The COVID-19 global pandemic precipitated migration to online learning and teaching for students and universities. This study explored the change in self-identification in an academic role through the significant disruption caused by the urgent migration from on-campus teaching to online teaching in the face of lockdowns designed to limit the spread of the virus. Drawing upon identity theory, this study explored the impact of the swift change in work practices on the academic identities of staff (n=33) at a UK university. Three themes were identified: identity disruption, sensemaking and nostalgia for what had been lost. Hearing directly from academics is important because academic identity, in an increasingly managerial and key performance indicator-driven sector, was already a topic of interest, with tension and insecurity affecting work practices, including interactions with students. The experiences of the disrupted academic sessions could result in significant changes in practice, and a re-shaping of the academic role to build upon online pedagogies, interactions with students, and peers. If so, what it means to be an academic will change with consequent implications for prioritisation, workloads, attracting and retaining academics, and student experience. The themes arising from this study are discussed and implications for future practice are presented.

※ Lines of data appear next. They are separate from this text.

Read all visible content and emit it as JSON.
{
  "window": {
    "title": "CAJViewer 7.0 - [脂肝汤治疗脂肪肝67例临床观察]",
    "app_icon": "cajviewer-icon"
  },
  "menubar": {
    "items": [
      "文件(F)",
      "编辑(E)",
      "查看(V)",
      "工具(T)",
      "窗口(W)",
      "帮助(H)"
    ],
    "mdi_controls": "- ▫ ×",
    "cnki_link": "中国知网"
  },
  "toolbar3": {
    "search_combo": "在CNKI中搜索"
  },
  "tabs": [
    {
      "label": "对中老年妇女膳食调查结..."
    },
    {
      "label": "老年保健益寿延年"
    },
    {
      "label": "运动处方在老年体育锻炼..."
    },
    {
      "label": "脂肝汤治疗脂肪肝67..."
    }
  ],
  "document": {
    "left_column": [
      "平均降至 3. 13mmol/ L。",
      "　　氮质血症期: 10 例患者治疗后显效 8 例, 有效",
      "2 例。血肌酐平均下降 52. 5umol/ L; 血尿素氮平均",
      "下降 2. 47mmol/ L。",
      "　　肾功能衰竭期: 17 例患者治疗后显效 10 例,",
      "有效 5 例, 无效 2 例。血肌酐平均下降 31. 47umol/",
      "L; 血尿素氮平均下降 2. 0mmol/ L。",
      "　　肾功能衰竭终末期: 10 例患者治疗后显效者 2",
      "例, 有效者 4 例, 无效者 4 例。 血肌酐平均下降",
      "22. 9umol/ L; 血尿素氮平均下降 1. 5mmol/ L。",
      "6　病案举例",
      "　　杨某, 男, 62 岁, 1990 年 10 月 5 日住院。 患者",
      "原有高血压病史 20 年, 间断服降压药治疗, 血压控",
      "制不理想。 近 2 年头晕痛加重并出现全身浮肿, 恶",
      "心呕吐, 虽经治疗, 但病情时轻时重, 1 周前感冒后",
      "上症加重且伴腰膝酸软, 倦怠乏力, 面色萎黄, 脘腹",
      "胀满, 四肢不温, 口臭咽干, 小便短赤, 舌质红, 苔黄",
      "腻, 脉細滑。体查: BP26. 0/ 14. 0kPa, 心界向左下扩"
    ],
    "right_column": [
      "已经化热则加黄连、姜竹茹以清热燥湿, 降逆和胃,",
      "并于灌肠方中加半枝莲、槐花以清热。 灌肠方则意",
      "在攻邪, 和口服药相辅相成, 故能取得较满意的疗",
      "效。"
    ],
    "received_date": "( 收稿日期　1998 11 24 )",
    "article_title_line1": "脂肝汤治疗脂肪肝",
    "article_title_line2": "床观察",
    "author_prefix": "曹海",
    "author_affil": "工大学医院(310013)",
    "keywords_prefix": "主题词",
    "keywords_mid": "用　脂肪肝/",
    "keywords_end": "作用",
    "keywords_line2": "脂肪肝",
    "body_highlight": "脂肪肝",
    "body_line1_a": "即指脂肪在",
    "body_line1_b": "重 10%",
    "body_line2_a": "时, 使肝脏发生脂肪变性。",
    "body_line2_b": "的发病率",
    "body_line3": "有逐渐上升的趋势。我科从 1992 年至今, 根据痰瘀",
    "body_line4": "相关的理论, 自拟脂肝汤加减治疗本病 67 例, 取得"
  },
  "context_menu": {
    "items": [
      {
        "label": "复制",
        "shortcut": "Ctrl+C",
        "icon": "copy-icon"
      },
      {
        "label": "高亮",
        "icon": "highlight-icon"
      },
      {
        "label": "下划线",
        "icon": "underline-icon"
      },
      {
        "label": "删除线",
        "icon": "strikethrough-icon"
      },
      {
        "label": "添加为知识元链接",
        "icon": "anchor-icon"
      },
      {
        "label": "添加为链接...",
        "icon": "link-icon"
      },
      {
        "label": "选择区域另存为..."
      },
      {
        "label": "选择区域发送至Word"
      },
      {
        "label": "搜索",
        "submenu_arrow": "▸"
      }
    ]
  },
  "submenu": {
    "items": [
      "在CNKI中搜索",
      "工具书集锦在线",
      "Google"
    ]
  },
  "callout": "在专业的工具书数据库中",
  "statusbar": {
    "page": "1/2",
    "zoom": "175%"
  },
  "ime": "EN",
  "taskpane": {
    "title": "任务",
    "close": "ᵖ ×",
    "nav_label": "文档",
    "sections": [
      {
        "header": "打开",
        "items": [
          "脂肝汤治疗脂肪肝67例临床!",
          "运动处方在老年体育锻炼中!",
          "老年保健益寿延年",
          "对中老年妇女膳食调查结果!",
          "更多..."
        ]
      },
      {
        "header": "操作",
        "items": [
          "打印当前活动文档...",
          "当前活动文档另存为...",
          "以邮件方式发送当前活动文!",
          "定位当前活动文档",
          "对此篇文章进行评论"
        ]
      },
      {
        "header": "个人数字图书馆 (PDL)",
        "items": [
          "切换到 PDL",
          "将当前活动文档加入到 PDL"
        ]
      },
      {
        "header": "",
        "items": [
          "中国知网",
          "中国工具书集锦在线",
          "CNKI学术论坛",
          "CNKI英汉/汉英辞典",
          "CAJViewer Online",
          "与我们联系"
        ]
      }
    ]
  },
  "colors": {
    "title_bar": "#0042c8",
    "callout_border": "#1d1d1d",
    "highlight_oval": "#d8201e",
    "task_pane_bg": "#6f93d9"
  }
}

Smith, S., Plum, K., Taylor-Smith, E., & Fabian, K. (2022). An exploration of academic identity through the COVID-19 pandemic. Journal of Further and Higher Education, 46(9), 1290-1303. https://doi.org/10.1080/0309877X.2022.2072194